I have to agree with you. As nice a thought as this was.. its a huge assumption to say that those are two gay guys with their son. They didn't hold hands, kiss, or display any sort of intimacy towards each other.

Sara has a point: it's really, really easily interpreted as two dads and a kid. And in America, that's a big deal. I don't think I've been to another country where people have more fear of being labeled gay than in the US, and as a result we're pretty mindful about never even giving others the chance to think that. The marketing team and/or director here must have known what message two men and a kid would send.

But there's a more troubling issue at play here, and that's the demonization of wild assumptions. It's easy to poke fun at wild assumptions, but where would we be without them? Monica, would you be living in Atlanta now if someone didn't make the wild assumption that sending prisoners to the US was a sustainable way to deal with criminals? Daniel, would there even be car commercials if someone didn't make the wild assumption that a horseless carriage could transport people?

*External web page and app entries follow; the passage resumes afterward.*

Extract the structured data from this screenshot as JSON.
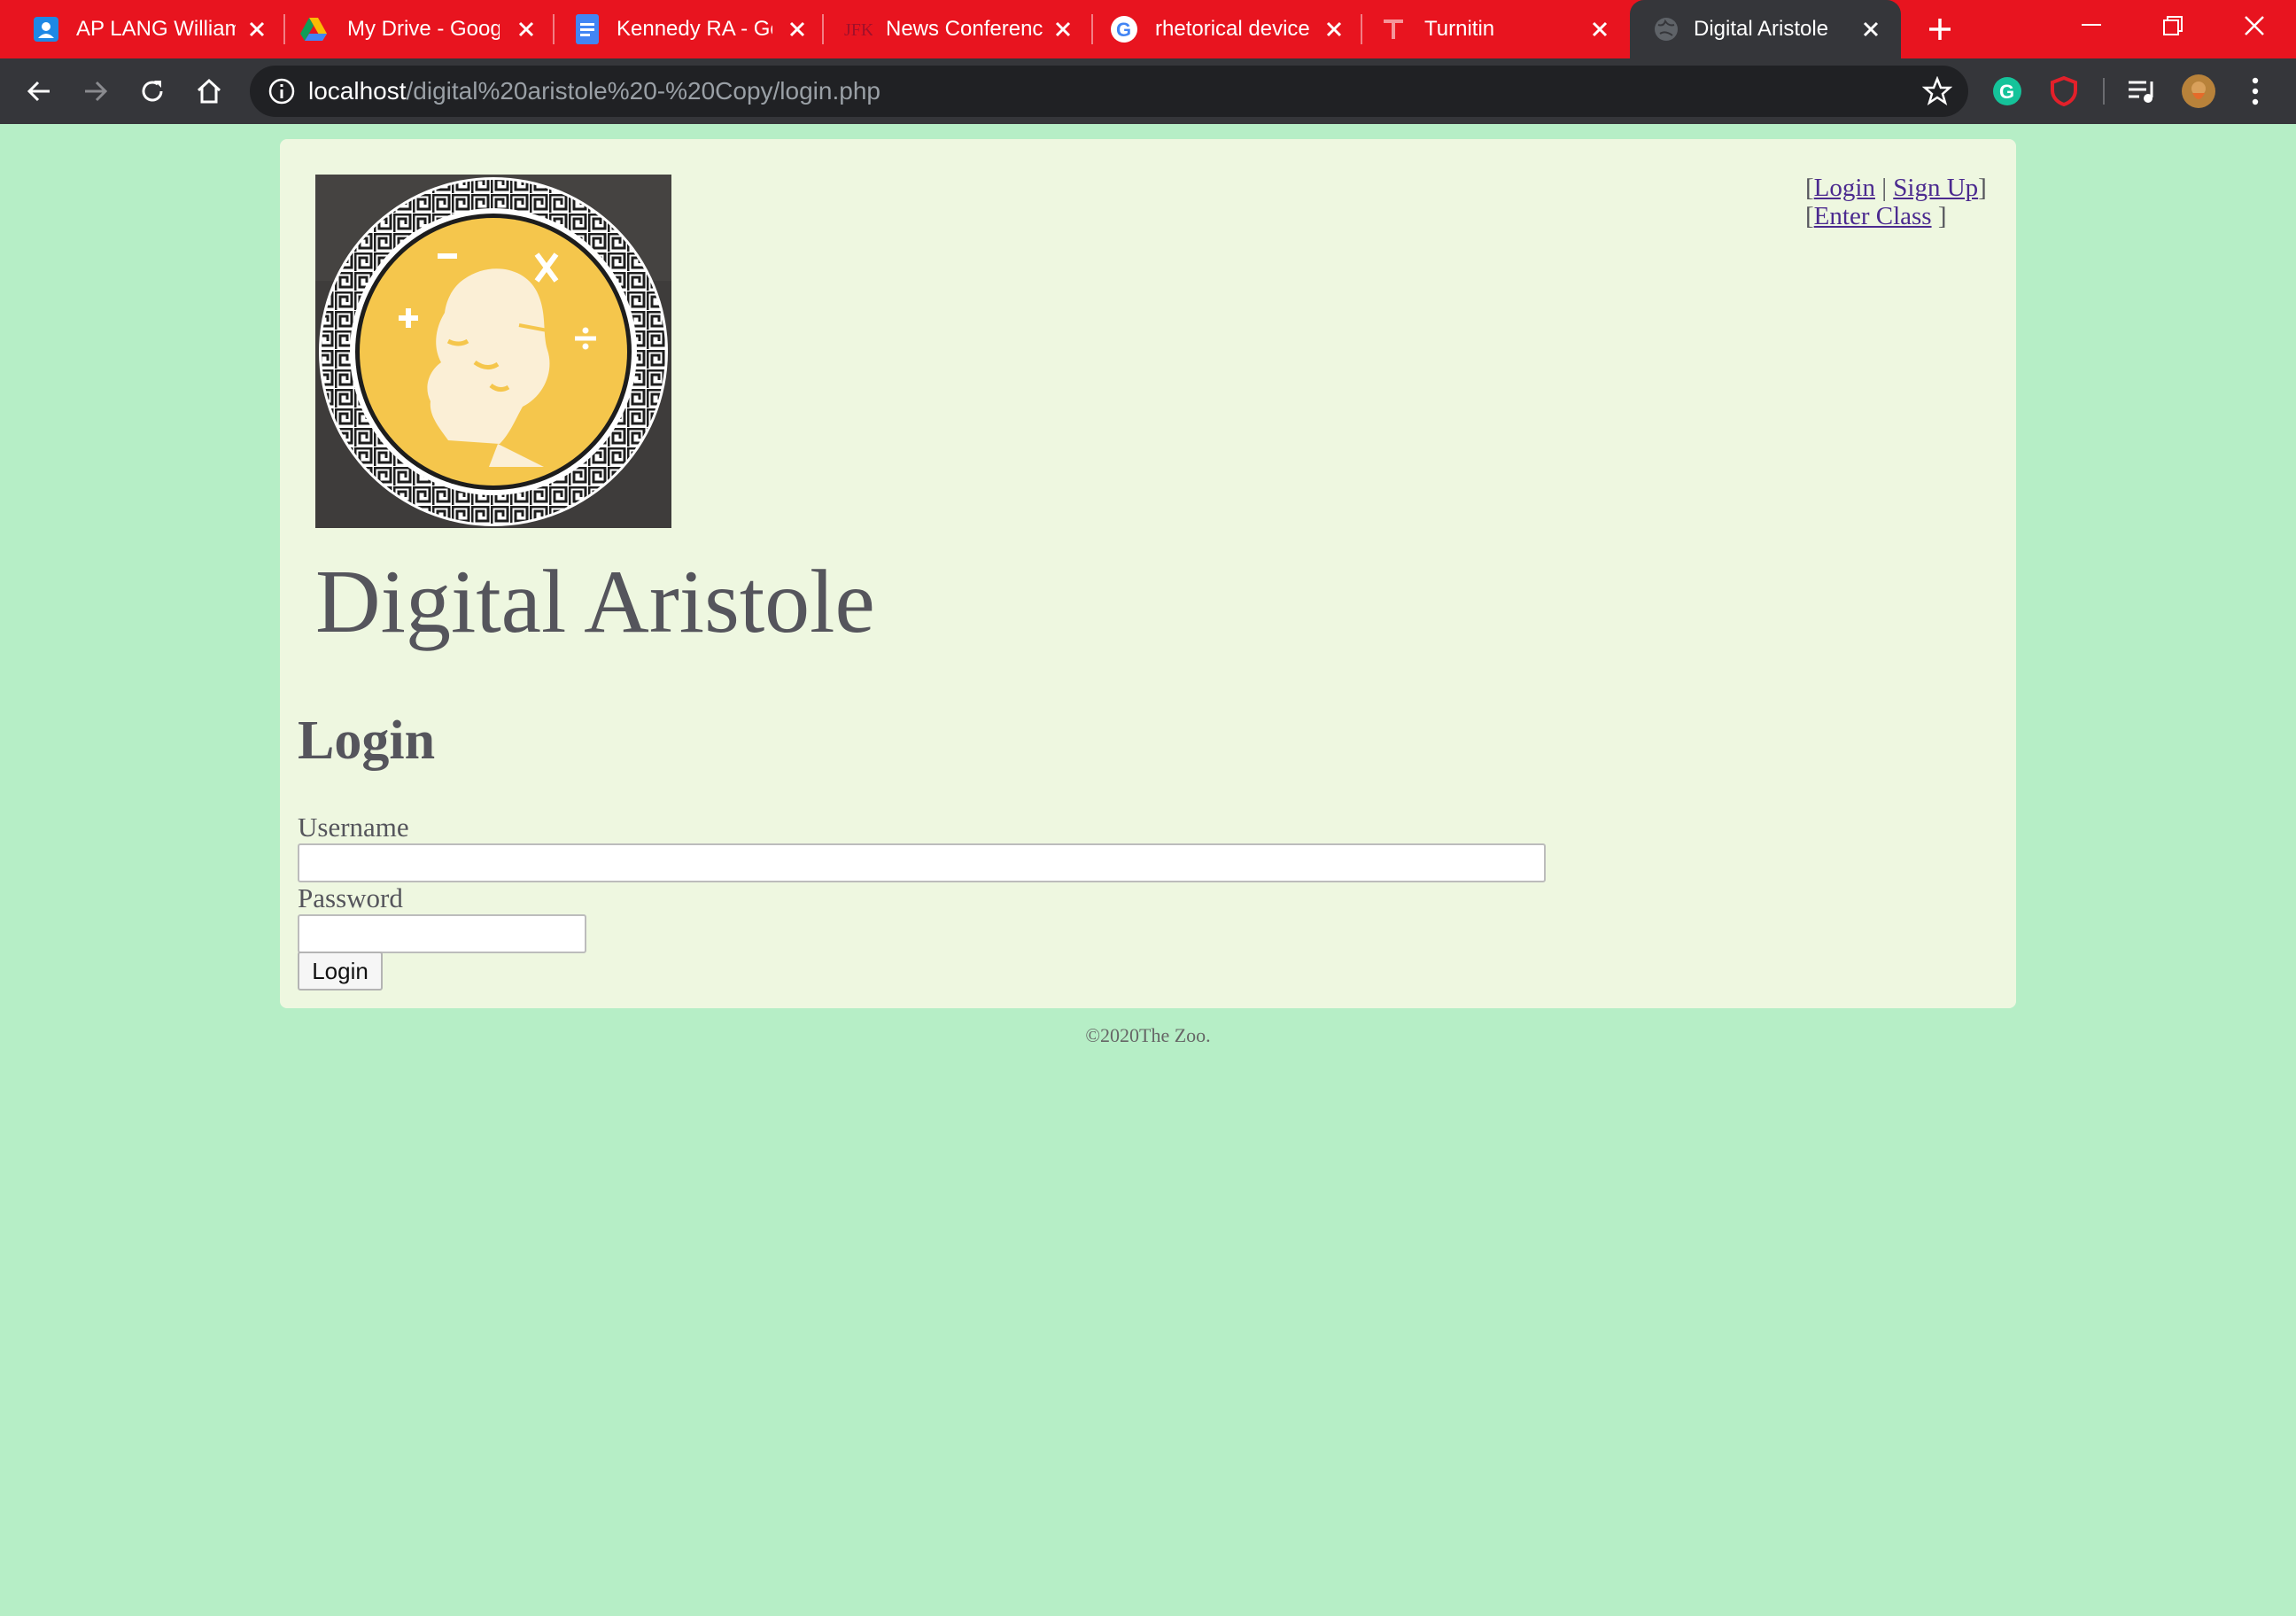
{
  "browser": {
    "tabs": [
      {
        "title": "AP LANG William",
        "favicon": "classroom-icon"
      },
      {
        "title": "My Drive - Goog",
        "favicon": "google-drive-icon"
      },
      {
        "title": "Kennedy RA - Go",
        "favicon": "google-docs-icon"
      },
      {
        "title": "News Conferenc",
        "favicon": "jfk-library-icon"
      },
      {
        "title": "rhetorical device",
        "favicon": "google-icon"
      },
      {
        "title": "Turnitin",
        "favicon": "turnitin-icon"
      },
      {
        "title": "Digital Aristole",
        "favicon": "globe-icon",
        "active": true
      }
    ],
    "address": {
      "host": "localhost",
      "path": "/digital%20aristole%20-%20Copy/login.php"
    },
    "colors": {
      "tabbar": "#e8141f",
      "toolbar": "#35363a",
      "omnibox": "#202124"
    }
  },
  "page": {
    "site_title": "Digital Aristole",
    "logo_alt": "Aristotle medallion logo",
    "top_links": {
      "open1": "[",
      "login": "Login",
      "divider": " | ",
      "signup": "Sign Up",
      "close1": "]",
      "open2": "[",
      "enter_class": "Enter Class",
      "close2": " ]"
    },
    "form": {
      "heading": "Login",
      "username_label": "Username",
      "username_value": "",
      "password_label": "Password",
      "password_value": "",
      "submit_label": "Login"
    },
    "footer": "©2020The Zoo.",
    "colors": {
      "background": "#b6eec6",
      "panel": "#eef7e0",
      "text": "#55555c",
      "link": "#4b2a8f"
    }
  }
}
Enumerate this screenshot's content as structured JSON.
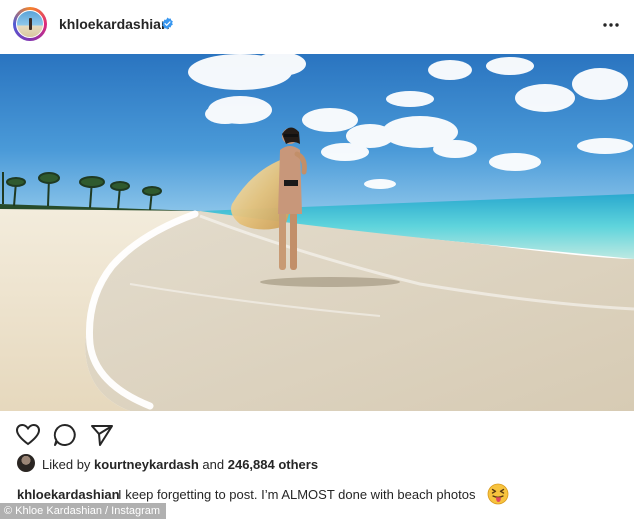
{
  "post": {
    "username": "khloekardashian",
    "photo_alt": "Woman in sunglasses holding a flowing sarong on a white-sand beach with turquoise water"
  },
  "likes": {
    "prefix": "Liked by ",
    "liker": "kourtneykardash",
    "connector": " and ",
    "others": "246,884 others"
  },
  "caption": {
    "username": "khloekardashian",
    "text": "I keep forgetting to post. I’m ALMOST done with beach photos"
  },
  "credit": "© Khloe Kardashian / Instagram",
  "colors": {
    "verified_badge": "#3897f0",
    "text": "#262626",
    "sky": "#2f82c9",
    "ocean": "#36c2d9",
    "sand": "#efe6d3"
  },
  "icons": {
    "verified": "verified-badge-icon",
    "more": "more-options-icon",
    "like": "heart-icon",
    "comment": "comment-icon",
    "share": "paper-plane-icon",
    "emoji": "tongue-out-emoji-icon"
  }
}
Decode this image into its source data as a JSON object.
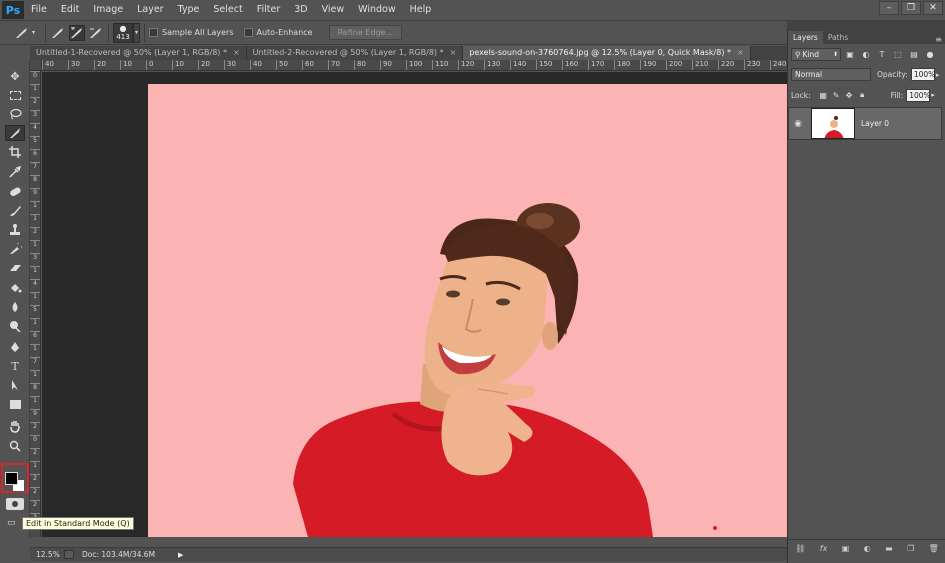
{
  "app": {
    "logo": "Ps"
  },
  "menu": [
    "File",
    "Edit",
    "Image",
    "Layer",
    "Type",
    "Select",
    "Filter",
    "3D",
    "View",
    "Window",
    "Help"
  ],
  "window_buttons": [
    "–",
    "❐",
    "✕"
  ],
  "options": {
    "brush_size": "413",
    "sample_all_layers": "Sample All Layers",
    "auto_enhance": "Auto-Enhance",
    "refine_edge": "Refine Edge..."
  },
  "tabs": [
    {
      "label": "Untitled-1-Recovered @ 50% (Layer 1, RGB/8) *",
      "close": "×"
    },
    {
      "label": "Untitled-2-Recovered @ 50% (Layer 1, RGB/8) *",
      "close": "×"
    },
    {
      "label": "pexels-sound-on-3760764.jpg @ 12.5% (Layer 0, Quick Mask/8) *",
      "close": "×"
    }
  ],
  "ruler_h": [
    "40",
    "30",
    "20",
    "10",
    "0",
    "10",
    "20",
    "30",
    "40",
    "50",
    "60",
    "70",
    "80",
    "90",
    "100",
    "110",
    "120",
    "130",
    "140",
    "150",
    "160",
    "170",
    "180",
    "190",
    "200",
    "210",
    "220",
    "230",
    "240"
  ],
  "ruler_v": [
    "0",
    "1",
    "2",
    "3",
    "4",
    "5",
    "6",
    "7",
    "8",
    "9",
    "1",
    "1",
    "2",
    "1",
    "3",
    "1",
    "4",
    "1",
    "5",
    "1",
    "6",
    "1",
    "7",
    "1",
    "8",
    "1",
    "9",
    "2",
    "0",
    "2",
    "1",
    "2",
    "2",
    "2",
    "3"
  ],
  "tooltip": "Edit in Standard Mode (Q)",
  "status": {
    "zoom": "12.5%",
    "doc": "Doc: 103.4M/34.6M",
    "arrow": "▶"
  },
  "layers_panel": {
    "tabs": [
      "Layers",
      "Paths"
    ],
    "kind": "Kind",
    "blend_mode": "Normal",
    "opacity_label": "Opacity:",
    "opacity_value": "100%",
    "lock_label": "Lock:",
    "fill_label": "Fill:",
    "fill_value": "100%",
    "layer_name": "Layer 0"
  },
  "colors": {
    "canvas": "#fcb3b4",
    "highlight": "#d9242b",
    "shirt": "#d51b26"
  }
}
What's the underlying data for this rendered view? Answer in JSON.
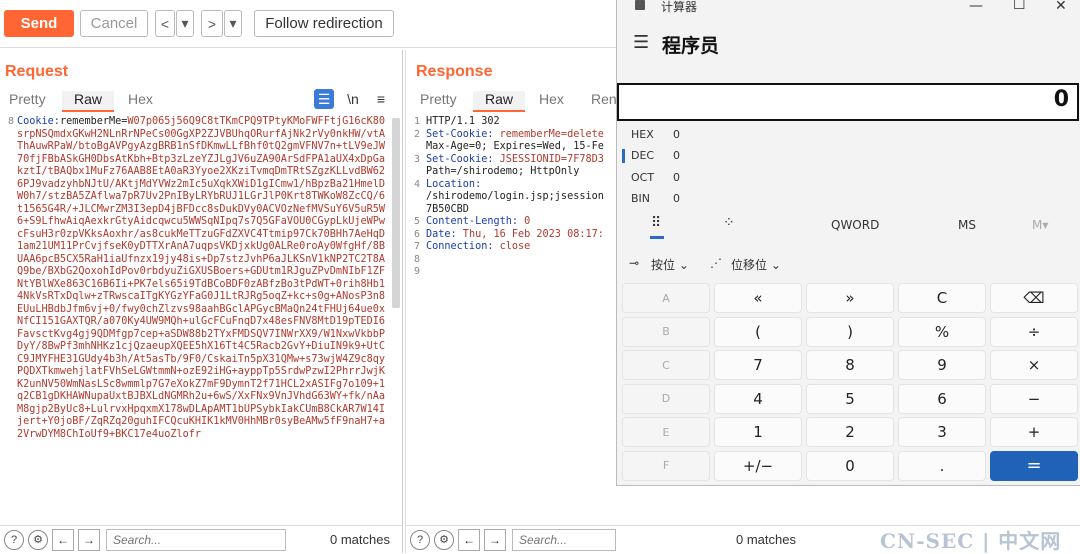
{
  "toolbar": {
    "send": "Send",
    "cancel": "Cancel",
    "back": "<",
    "back_menu": "▾",
    "forward": ">",
    "forward_menu": "▾",
    "follow": "Follow redirection"
  },
  "request": {
    "title": "Request",
    "tabs": [
      "Pretty",
      "Raw",
      "Hex"
    ],
    "icons": {
      "wrap": "☰",
      "newline": "\\n",
      "menu": "≡"
    },
    "line_no": "8",
    "header_name": "Cookie:",
    "cookie_name": "rememberMe",
    "cookie_eq": "=",
    "cookie_value": "W07p065j56Q9C8tTKmCPQ9TPtyKMoFWFFtjG16cK80srpNSQmdxGKwH2NLnRrNPeCs00GgXP2ZJVBUhqORurfAjNk2rVy0nkHW/vtAThAuwRPaW/btoBgAVPgyAzgBRB1nSfDKmwLLfBhf0tQ2gmVFNV7n+tLV9eJW70fjFBbASkGH0DbsAtKbh+Btp3zLzeYZJLgJV6uZA90ArSdFPA1aUX4xDpGakztI/tBAQbx1MuFz76AAB8EtA0aR3Yyoe2XKziTvmqDmTRtSZgzKLLvdBW626PJ9vadzyhbNJtU/AKtjMdYVWz2mIc5uXqkXWiD1gICmw1/hBpzBa21HmelDW0h7/stzBA5ZAflwa7pR7Uv2PnIByLRYbRUJ1LGrJlP0Krt8TWKoW8ZcCQ/6t1565G4R/+JLCMwrZM3I3epD4jBFDcc8sDukDVy0ACVOzNefMVSuY6V5uR5W6+S9LfhwAiqAexkrGtyAidcqwcu5WWSqNIpq7s7Q5GFaVOU0CGypLkUjeWPwcFsuH3r0zpVKksAoxhr/as8cukMeTTzuGFdZXVC4Ttmip97Ck70BHh7AeHqD1am21UM11PrCvjfseK0yDTTXrAnA7uqpsVKDjxkUg0ALRe0roAy0WfgHf/8BUAA6pcB5CX5RaH1iaUfnzx19jy48is+Dp7stzJvhP6aJLKSnV1kNP2TC2T8AQ9be/BXbG2QoxohIdPov0rbdyuZiGXUSBoers+GDUtm1RJguZPvDmNIbF1ZFNtYBlWXe863C16B6Ii+PK7els65i9TdBCoBDF0zABfzBo3tPdWT+0rih8Hb14NkVsRTxDqlw+zTRwscaITgKYGzYFaG0J1LtRJRg5oqZ+kc+s0g+ANosP3n8EUuLHBdbJfm6vj+0/fwy0chZlzvs98aahBGclAPGycBMaQn24tFHUj64ue0xNfCI151GAXTQR/a070Ky4UW9MQh+ulGcFCuFnqD7x48esFNV8MtD19pTEDI6FavsctKvg4gj9QDMfgp7cep+aSDW88b2TYxFMDSQV7INWrXX9/W1NxwVkbbPDyY/8BwPf3mhNHKz1cjQzaeupXQEE5hX16Tt4C5Racb2GvY+DiuIN9k9+UtCC9JMYFHE31GUdy4b3h/At5asTb/9F0/CskaiTn5pX31QMw+s73wjW4Z9c8qyPQDXTkmwehjlatFVhSeLGWtmmN+ozE92iHG+ayppTp5SrdwPzwI2PhrrJwjKK2unNV50WmNasLSc8wmmlp7G7eXokZ7mF9DymnT2f71HCL2xASIFg7o109+1q2CB1gDKHAWNupaUxtBJBXLdNGMRh2u+6wS/XxFNx9VnJVhdG63WY+fk/nAaM8gjp2ByUc8+LulrvxHpqxmX178wDLApAMT1bUPSybkIakCUmB8CkAR7W14Ijert+Y0joBF/ZqRZq20guhIFCQcuKHIK1kMV0HhMBr0syBeAMw5fF9naH7+a2VrwDYM8ChIoUf9+BKC17e4uoZlofr"
  },
  "response": {
    "title": "Response",
    "tabs": [
      "Pretty",
      "Raw",
      "Hex",
      "Rend"
    ],
    "lines": [
      {
        "n": "1",
        "text": "HTTP/1.1 302"
      },
      {
        "n": "2",
        "name": "Set-Cookie:",
        "text": " rememberMe=delete"
      },
      {
        "n": "",
        "text": "Max-Age=0; Expires=Wed, 15-Fe"
      },
      {
        "n": "3",
        "name": "Set-Cookie:",
        "text": " JSESSIONID=7F78D3"
      },
      {
        "n": "",
        "text": "Path=/shirodemo; HttpOnly"
      },
      {
        "n": "4",
        "name": "Location:",
        "text": ""
      },
      {
        "n": "",
        "text": "/shirodemo/login.jsp;jsession"
      },
      {
        "n": "",
        "text": "7B50CBD"
      },
      {
        "n": "5",
        "name": "Content-Length:",
        "text": " 0"
      },
      {
        "n": "6",
        "name": "Date:",
        "text": " Thu, 16 Feb 2023 08:17:"
      },
      {
        "n": "7",
        "name": "Connection:",
        "text": " close"
      },
      {
        "n": "8",
        "text": ""
      },
      {
        "n": "9",
        "text": ""
      }
    ]
  },
  "footer": {
    "search_placeholder": "Search...",
    "matches": "0 matches"
  },
  "calculator": {
    "app_title": "计算器",
    "mode": "程序员",
    "display": "0",
    "radix": [
      {
        "label": "HEX",
        "value": "0"
      },
      {
        "label": "DEC",
        "value": "0"
      },
      {
        "label": "OCT",
        "value": "0"
      },
      {
        "label": "BIN",
        "value": "0"
      }
    ],
    "word_size": "QWORD",
    "ms": "MS",
    "mplus": "M▾",
    "bitwise": "按位",
    "bitshift": "位移位",
    "keys": [
      "A",
      "«",
      "»",
      "C",
      "⌫",
      "B",
      "(",
      ")",
      "%",
      "÷",
      "C",
      "7",
      "8",
      "9",
      "×",
      "D",
      "4",
      "5",
      "6",
      "−",
      "E",
      "1",
      "2",
      "3",
      "+",
      "F",
      "+/−",
      "0",
      ".",
      "="
    ]
  },
  "watermark": "CN-SEC | 中文网"
}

I know that sometimes wild assumptions might be wrong, but, goddammit, sometimes you have to stand up for what you don't know! What have wild assumptions done for any of you besides sustain the American way of life? They're as much a part of this country as anyone else in this room, and I won't have people maligning wild assumptions! That, ladies and gentlemen, just isn't the America I believe in.

*tear in my eye* I'm sorry. I just love my country — and I fear for it.

You seemed to have forgotten something. Honda is a Japanese company and even though the commercial was made for the American audience with American-looking people, the actual concept for the commercial started in Japan. So, if you are looking for an America to believe in, a Honda commercial shouldn't be where you should be banking all your hopes on.

Now, the Argentina banking commercial with an openly trans person in it had no ambiguities . . . not like this commercial. If the two men hold hands in the next Honda commercial, then I might believe this one. Until then, it belongs in a section of Disneyland.

Philip Madruga | April 9, 2009 5:50 PM

Commercials are expensive and densely plotted, especially in that time slot where you saw it, Sara. When a company pays for national exposure, every second is thought-out carefully and crafted to deliver a precise message. Nothing is "accidental". After looking at the ad for the six or seventh (8th, 9th, 10th) time I noticed three things:

1.) The imagery for the two families is EXACTLY the same: One adult, then a second adult appears from 'within' the first, and then a child becomes part of the family from 'within' the adults. This deliberately says they are both families, to me;

2.) These images are SIMULTANEOUS: each additional person in each family appears at the same time, to me clearly implying a parallel or identity of the situations. Once again, equal relationship is implied;

3.) Nobody has mentioned the MUSIC: As important as the imagery in a commercial is the audio content. When the imputed families are shown, the words to the song are, "...I'm feeling part of everything...' Arguably, I may be strectching this part, but I take the implication that these people are also "part of" each other. The lyrics for the rest of the ad fit the actions onscreen precisely, so I believe that that image during those lyrics is also significant.

Hooray for your son, Sara! He makes me hopeful for our future.